Associations between Hunger and Psychological Outcomes: A Large-Scale Ecological Momentary Assessment Study

Nutrients. 2022 Dec 5;14(23):5167. doi: 10.3390/nu14235167.


Studies assessing the association between hunger and psychological states have been conducted in laboratory settings, or limited to persons with eating disorders. In this study, 748 community-dwelling adults (56.4% women, 60.0 ± 9.3 years) completed the Ecological Momentary Assessment four times a day (08:00, 12:00, 16:00 and 20:00) for seven days. At each assessment, respondents indicated their current hunger level, food intake, and psychological states (sad, anxious, active, lively, distracted, anhedonic, angry, slow thinking and restless). Time-lagged associations assessing the effect of hunger on subsequent psychological states 4 h later and vice-versa were assessed.
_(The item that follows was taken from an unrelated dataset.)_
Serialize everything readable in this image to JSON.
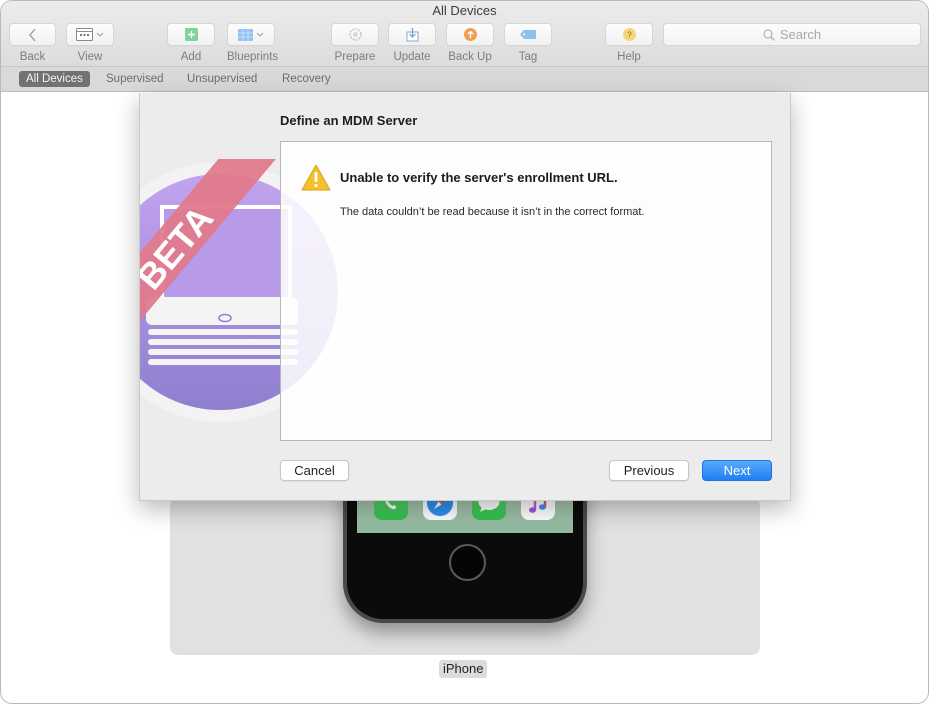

Hunger intensity increased subsequent active feeling (coefficient and 95% confidence interval: 0.029 (0.007; 0.051)) and lively feeling (0.019 (0.004; 0.034)) and decreased later slow thinking (-0.016 (-0.029; -0.003)). Previous eating increased later activity (0.116 (0.025; 0.208)). Feeling active (0.050 (0.036; 0.064)), lively (0.045 (0.023; 0.067)) and restless (0.040 (0.018; 0.063)) increased later hunger intensity, while distraction (-0.039 (-0.058; -0.019)) and slow thinking (-0.057 (-0.080; -0.034)) decreased it. No association was found between hunger, food intake and negative psychological states (sadness, anxiety and anger). Conclusions: Positive psychological states and hunger influence each other, while no association was found between hunger and negative psychological states.

Keywords: Ecological Momentary Assessment; epidemiology; food intake; hunger; psychology.

MeSH terms

  • Adult
  • Anger
  • Ecological Momentary Assessment*
  • Emotions
  • Feeding Behavior / psychology
  • Feeding and Eating Disorders*
  • Female
  • Humans
  • Hunger
  • Male